=== Work to complete ===
From the listing below, pull out the lines that hold "screenshot".

=== Data excerpts ===
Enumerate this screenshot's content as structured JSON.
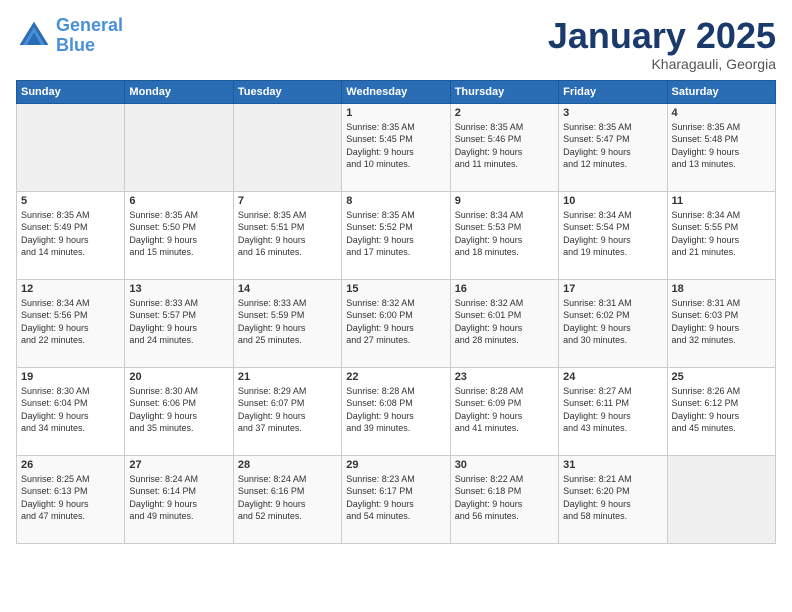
{
  "logo": {
    "line1": "General",
    "line2": "Blue"
  },
  "header": {
    "month": "January 2025",
    "location": "Kharagauli, Georgia"
  },
  "weekdays": [
    "Sunday",
    "Monday",
    "Tuesday",
    "Wednesday",
    "Thursday",
    "Friday",
    "Saturday"
  ],
  "weeks": [
    [
      {
        "day": "",
        "info": ""
      },
      {
        "day": "",
        "info": ""
      },
      {
        "day": "",
        "info": ""
      },
      {
        "day": "1",
        "info": "Sunrise: 8:35 AM\nSunset: 5:45 PM\nDaylight: 9 hours\nand 10 minutes."
      },
      {
        "day": "2",
        "info": "Sunrise: 8:35 AM\nSunset: 5:46 PM\nDaylight: 9 hours\nand 11 minutes."
      },
      {
        "day": "3",
        "info": "Sunrise: 8:35 AM\nSunset: 5:47 PM\nDaylight: 9 hours\nand 12 minutes."
      },
      {
        "day": "4",
        "info": "Sunrise: 8:35 AM\nSunset: 5:48 PM\nDaylight: 9 hours\nand 13 minutes."
      }
    ],
    [
      {
        "day": "5",
        "info": "Sunrise: 8:35 AM\nSunset: 5:49 PM\nDaylight: 9 hours\nand 14 minutes."
      },
      {
        "day": "6",
        "info": "Sunrise: 8:35 AM\nSunset: 5:50 PM\nDaylight: 9 hours\nand 15 minutes."
      },
      {
        "day": "7",
        "info": "Sunrise: 8:35 AM\nSunset: 5:51 PM\nDaylight: 9 hours\nand 16 minutes."
      },
      {
        "day": "8",
        "info": "Sunrise: 8:35 AM\nSunset: 5:52 PM\nDaylight: 9 hours\nand 17 minutes."
      },
      {
        "day": "9",
        "info": "Sunrise: 8:34 AM\nSunset: 5:53 PM\nDaylight: 9 hours\nand 18 minutes."
      },
      {
        "day": "10",
        "info": "Sunrise: 8:34 AM\nSunset: 5:54 PM\nDaylight: 9 hours\nand 19 minutes."
      },
      {
        "day": "11",
        "info": "Sunrise: 8:34 AM\nSunset: 5:55 PM\nDaylight: 9 hours\nand 21 minutes."
      }
    ],
    [
      {
        "day": "12",
        "info": "Sunrise: 8:34 AM\nSunset: 5:56 PM\nDaylight: 9 hours\nand 22 minutes."
      },
      {
        "day": "13",
        "info": "Sunrise: 8:33 AM\nSunset: 5:57 PM\nDaylight: 9 hours\nand 24 minutes."
      },
      {
        "day": "14",
        "info": "Sunrise: 8:33 AM\nSunset: 5:59 PM\nDaylight: 9 hours\nand 25 minutes."
      },
      {
        "day": "15",
        "info": "Sunrise: 8:32 AM\nSunset: 6:00 PM\nDaylight: 9 hours\nand 27 minutes."
      },
      {
        "day": "16",
        "info": "Sunrise: 8:32 AM\nSunset: 6:01 PM\nDaylight: 9 hours\nand 28 minutes."
      },
      {
        "day": "17",
        "info": "Sunrise: 8:31 AM\nSunset: 6:02 PM\nDaylight: 9 hours\nand 30 minutes."
      },
      {
        "day": "18",
        "info": "Sunrise: 8:31 AM\nSunset: 6:03 PM\nDaylight: 9 hours\nand 32 minutes."
      }
    ],
    [
      {
        "day": "19",
        "info": "Sunrise: 8:30 AM\nSunset: 6:04 PM\nDaylight: 9 hours\nand 34 minutes."
      },
      {
        "day": "20",
        "info": "Sunrise: 8:30 AM\nSunset: 6:06 PM\nDaylight: 9 hours\nand 35 minutes."
      },
      {
        "day": "21",
        "info": "Sunrise: 8:29 AM\nSunset: 6:07 PM\nDaylight: 9 hours\nand 37 minutes."
      },
      {
        "day": "22",
        "info": "Sunrise: 8:28 AM\nSunset: 6:08 PM\nDaylight: 9 hours\nand 39 minutes."
      },
      {
        "day": "23",
        "info": "Sunrise: 8:28 AM\nSunset: 6:09 PM\nDaylight: 9 hours\nand 41 minutes."
      },
      {
        "day": "24",
        "info": "Sunrise: 8:27 AM\nSunset: 6:11 PM\nDaylight: 9 hours\nand 43 minutes."
      },
      {
        "day": "25",
        "info": "Sunrise: 8:26 AM\nSunset: 6:12 PM\nDaylight: 9 hours\nand 45 minutes."
      }
    ],
    [
      {
        "day": "26",
        "info": "Sunrise: 8:25 AM\nSunset: 6:13 PM\nDaylight: 9 hours\nand 47 minutes."
      },
      {
        "day": "27",
        "info": "Sunrise: 8:24 AM\nSunset: 6:14 PM\nDaylight: 9 hours\nand 49 minutes."
      },
      {
        "day": "28",
        "info": "Sunrise: 8:24 AM\nSunset: 6:16 PM\nDaylight: 9 hours\nand 52 minutes."
      },
      {
        "day": "29",
        "info": "Sunrise: 8:23 AM\nSunset: 6:17 PM\nDaylight: 9 hours\nand 54 minutes."
      },
      {
        "day": "30",
        "info": "Sunrise: 8:22 AM\nSunset: 6:18 PM\nDaylight: 9 hours\nand 56 minutes."
      },
      {
        "day": "31",
        "info": "Sunrise: 8:21 AM\nSunset: 6:20 PM\nDaylight: 9 hours\nand 58 minutes."
      },
      {
        "day": "",
        "info": ""
      }
    ]
  ]
}
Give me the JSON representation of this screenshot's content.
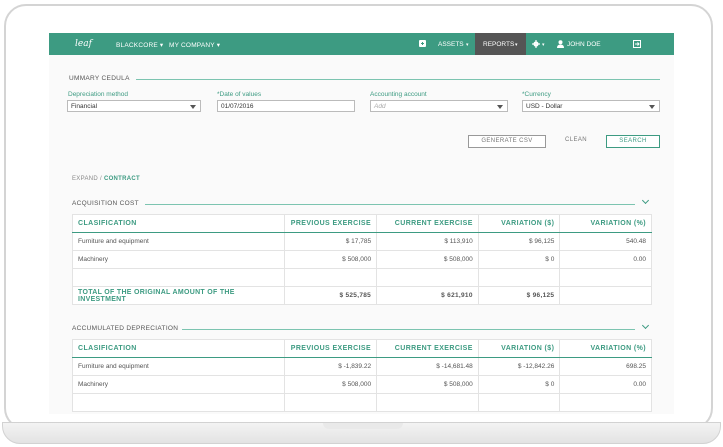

=== Answer space ===
Enumerate this screenshot's content as structured JSON.
Give me the JSON representation of this screenshot's content.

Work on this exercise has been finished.